‘tcpdump -n -i eth0 host and host’: capture all traffic between those two IP hosts.

Wireshark has some extra functionality compared to tcpdump, but tcpdump filters are present as well. Under ‘Capture’, ‘Options…’ you can define a capture filter, which uses the exact same parameters as tcpdump. Using ‘not port 3389’ here for example is useful if you’re trying a capture on a remote computer. You can also use a filter on all captured frames to show only those interesting to you. Difference with the pre-capture filter is that this filters out what you see, but not what is captured, which is useful when taking a raw capture to examine later.
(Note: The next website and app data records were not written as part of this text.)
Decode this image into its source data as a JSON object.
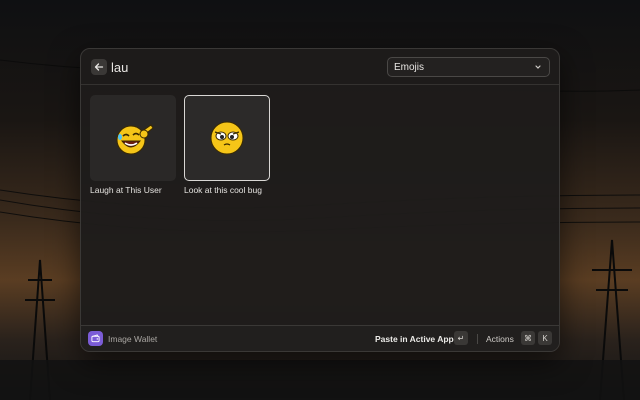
{
  "search": {
    "value": "lau",
    "placeholder": ""
  },
  "filter": {
    "selected": "Emojis"
  },
  "results": [
    {
      "label": "Laugh at This User",
      "icon": "laughing-pointing-emoji-icon",
      "selected": false
    },
    {
      "label": "Look at this cool bug",
      "icon": "wide-eyed-emoji-icon",
      "selected": true
    }
  ],
  "footer": {
    "app_name": "Image Wallet",
    "primary_action": "Paste in Active App",
    "primary_key": "↵",
    "actions_label": "Actions",
    "actions_key_mod": "⌘",
    "actions_key": "K"
  },
  "colors": {
    "accent": "#7b5cd6",
    "emoji_yellow": "#f5c518"
  }
}
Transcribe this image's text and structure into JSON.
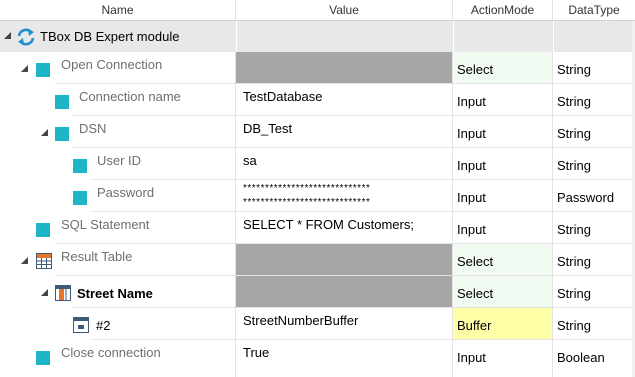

Some important ones:

  • icmp: Just ICMP traffic.
  • udp.port and tcp.port: TCP or UDP port number. Unlike tcpdump’s ‘port’ you can differentiate between UDP and TCP here.
  • ip.dst and ip.src: Source and destination IP addresses.
  • eth.dst and eth.src: Source and destination MAC addresses.
  • tcp.stream: Filter out one single TCP stream. Useful to follow a connection in a sea of frames.
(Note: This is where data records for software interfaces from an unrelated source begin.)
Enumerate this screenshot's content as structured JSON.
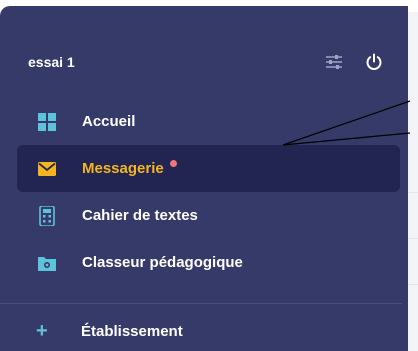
{
  "header": {
    "title": "essai 1",
    "filter_icon": "sliders-icon",
    "power_icon": "power-icon"
  },
  "menu": {
    "items": [
      {
        "label": "Accueil",
        "icon": "grid-icon",
        "active": false
      },
      {
        "label": "Messagerie",
        "icon": "envelope-icon",
        "active": true,
        "notification": true
      },
      {
        "label": "Cahier de textes",
        "icon": "calculator-icon",
        "active": false
      },
      {
        "label": "Classeur pédagogique",
        "icon": "folder-icon",
        "active": false
      }
    ]
  },
  "footer": {
    "label": "Établissement",
    "icon": "plus-icon"
  },
  "colors": {
    "sidebar_bg": "#363a69",
    "active_bg": "#222551",
    "active_text": "#f5b521",
    "accent_blue": "#5ec2da",
    "notification": "#f0767b"
  }
}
Booleans can be used just like with tcpdump, and to define a variable, use ‘==’, e.g. ‘ip.dst == and not icmp’  will show all traffic towards, except ICMP packets. Next to ‘==’ (equal to), variables can also be ‘>’ (greater than), ‘>=’ (greater or equal than), ‘!=’ (not), ‘<‘ (smaller than) and ‘<=’ (smaller or equal than).

Wireshark’s extra functionality is due to the graphical element: under ‘Statistics’ you can use ‘IO Graphs’ to show bandwidth usage during the capture. This helps visualize the traffic patterns: are there sudden bursts of traffic, or just a steady flow? Here too you can filter.
Under the same ‘Statistics’ there’s also ‘Conversations’, which makes a list of all captured traffic flows. You can sort this list to show the connections that use the most bandwidth. Very useful to find what’s causing unexpected bandwidth usage.

SPAN ports
Optimizing the filters to capture data is one thing, but optimizing the replicated data to capture on a SPAN interface can be beneficial too. A basic SPAN session on the same switch is set up as following:

Router(config)#monitor session 1 source interface G1/0/1
Router(config)#monitor session 1 destination interface G1/0/5

There are however a few tweaks possible. First, capturing on a trunk link is possible, and it’s possible to filter out only the required VLANs using the ‘monitor session 1 filter vlan vlan-list‘. A good use of this is when trying to capture traffic on a few VLANs on a gigabit trunk link, while the SPAN port is a 100 Mbps port. By filtering only the needed VLANs less traffic will be replicated and the 100 Mbps link will not saturate as quickly.

Second, while a SPAN port replicates most traffic, it does not replicate switch control frames like BPDUs and CDP frames. You can force the replication of these frames using the ‘monitor session 1 destination interface G1/0/5 encapsulation replicate’ command. A good use for this is checking why an IP Phone will not come online, for example.

The above are all just small tips and tricks, but together they make troubleshooting something a lot clearer.